• Dataset excerpts
== Segment start ==

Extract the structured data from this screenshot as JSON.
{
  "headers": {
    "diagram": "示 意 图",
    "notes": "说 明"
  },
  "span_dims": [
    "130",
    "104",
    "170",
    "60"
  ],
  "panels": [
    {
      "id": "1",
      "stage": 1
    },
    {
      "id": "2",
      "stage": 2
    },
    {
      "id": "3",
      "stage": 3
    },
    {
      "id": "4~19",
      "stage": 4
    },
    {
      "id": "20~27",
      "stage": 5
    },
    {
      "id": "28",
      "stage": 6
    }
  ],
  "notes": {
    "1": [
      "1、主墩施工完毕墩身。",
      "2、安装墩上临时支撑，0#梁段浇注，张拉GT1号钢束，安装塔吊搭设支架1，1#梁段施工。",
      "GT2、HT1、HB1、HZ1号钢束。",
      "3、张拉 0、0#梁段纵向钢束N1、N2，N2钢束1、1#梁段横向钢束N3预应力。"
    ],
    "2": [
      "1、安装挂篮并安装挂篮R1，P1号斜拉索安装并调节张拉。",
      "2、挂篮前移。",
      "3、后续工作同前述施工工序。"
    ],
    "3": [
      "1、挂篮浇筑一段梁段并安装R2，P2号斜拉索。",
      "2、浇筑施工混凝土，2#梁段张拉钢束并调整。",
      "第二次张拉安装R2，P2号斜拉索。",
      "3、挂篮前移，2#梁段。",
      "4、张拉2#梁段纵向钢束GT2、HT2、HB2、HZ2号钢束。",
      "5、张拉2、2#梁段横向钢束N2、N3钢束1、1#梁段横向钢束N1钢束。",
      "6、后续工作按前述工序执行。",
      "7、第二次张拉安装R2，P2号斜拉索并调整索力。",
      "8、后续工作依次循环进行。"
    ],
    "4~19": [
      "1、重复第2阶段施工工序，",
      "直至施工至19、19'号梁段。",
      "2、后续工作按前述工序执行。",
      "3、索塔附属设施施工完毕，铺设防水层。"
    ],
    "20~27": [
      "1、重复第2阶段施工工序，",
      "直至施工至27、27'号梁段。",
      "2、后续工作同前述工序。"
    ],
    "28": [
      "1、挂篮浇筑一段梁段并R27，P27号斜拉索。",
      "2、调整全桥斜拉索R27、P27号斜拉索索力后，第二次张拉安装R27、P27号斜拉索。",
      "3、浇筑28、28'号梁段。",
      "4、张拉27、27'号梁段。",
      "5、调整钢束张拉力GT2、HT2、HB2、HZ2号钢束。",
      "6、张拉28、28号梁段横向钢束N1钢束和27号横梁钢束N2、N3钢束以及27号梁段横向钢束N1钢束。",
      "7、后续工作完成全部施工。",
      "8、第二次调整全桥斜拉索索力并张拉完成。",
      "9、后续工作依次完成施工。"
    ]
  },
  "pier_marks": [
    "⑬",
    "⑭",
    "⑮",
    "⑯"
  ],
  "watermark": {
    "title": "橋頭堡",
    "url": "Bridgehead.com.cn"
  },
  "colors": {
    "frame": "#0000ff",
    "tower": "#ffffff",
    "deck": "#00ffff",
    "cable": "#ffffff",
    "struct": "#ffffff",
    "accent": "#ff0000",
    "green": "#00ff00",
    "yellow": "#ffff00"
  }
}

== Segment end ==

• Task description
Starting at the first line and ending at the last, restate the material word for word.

• Task response
Extract the structured data from this screenshot as JSON.
{
  "headers": {
    "diagram": "示 意 图",
    "notes": "说 明"
  },
  "span_dims": [
    "130",
    "104",
    "170",
    "60"
  ],
  "panels": [
    {
      "id": "1",
      "stage": 1
    },
    {
      "id": "2",
      "stage": 2
    },
    {
      "id": "3",
      "stage": 3
    },
    {
      "id": "4~19",
      "stage": 4
    },
    {
      "id": "20~27",
      "stage": 5
    },
    {
      "id": "28",
      "stage": 6
    }
  ],
  "notes": {
    "1": [
      "1、主墩施工完毕墩身。",
      "2、安装墩上临时支撑，0#梁段浇注，张拉GT1号钢束，安装塔吊搭设支架1，1#梁段施工。",
      "GT2、HT1、HB1、HZ1号钢束。",
      "3、张拉 0、0#梁段纵向钢束N1、N2，N2钢束1、1#梁段横向钢束N3预应力。"
    ],
    "2": [
      "1、安装挂篮并安装挂篮R1，P1号斜拉索安装并调节张拉。",
      "2、挂篮前移。",
      "3、后续工作同前述施工工序。"
    ],
    "3": [
      "1、挂篮浇筑一段梁段并安装R2，P2号斜拉索。",
      "2、浇筑施工混凝土，2#梁段张拉钢束并调整。",
      "第二次张拉安装R2，P2号斜拉索。",
      "3、挂篮前移，2#梁段。",
      "4、张拉2#梁段纵向钢束GT2、HT2、HB2、HZ2号钢束。",
      "5、张拉2、2#梁段横向钢束N2、N3钢束1、1#梁段横向钢束N1钢束。",
      "6、后续工作按前述工序执行。",
      "7、第二次张拉安装R2，P2号斜拉索并调整索力。",
      "8、后续工作依次循环进行。"
    ],
    "4~19": [
      "1、重复第2阶段施工工序，",
      "直至施工至19、19'号梁段。",
      "2、后续工作按前述工序执行。",
      "3、索塔附属设施施工完毕，铺设防水层。"
    ],
    "20~27": [
      "1、重复第2阶段施工工序，",
      "直至施工至27、27'号梁段。",
      "2、后续工作同前述工序。"
    ],
    "28": [
      "1、挂篮浇筑一段梁段并R27，P27号斜拉索。",
      "2、调整全桥斜拉索R27、P27号斜拉索索力后，第二次张拉安装R27、P27号斜拉索。",
      "3、浇筑28、28'号梁段。",
      "4、张拉27、27'号梁段。",
      "5、调整钢束张拉力GT2、HT2、HB2、HZ2号钢束。",
      "6、张拉28、28号梁段横向钢束N1钢束和27号横梁钢束N2、N3钢束以及27号梁段横向钢束N1钢束。",
      "7、后续工作完成全部施工。",
      "8、第二次调整全桥斜拉索索力并张拉完成。",
      "9、后续工作依次完成施工。"
    ]
  },
  "pier_marks": [
    "⑬",
    "⑭",
    "⑮",
    "⑯"
  ],
  "watermark": {
    "title": "橋頭堡",
    "url": "Bridgehead.com.cn"
  },
  "colors": {
    "frame": "#0000ff",
    "tower": "#ffffff",
    "deck": "#00ffff",
    "cable": "#ffffff",
    "struct": "#ffffff",
    "accent": "#ff0000",
    "green": "#00ff00",
    "yellow": "#ffff00"
  }
}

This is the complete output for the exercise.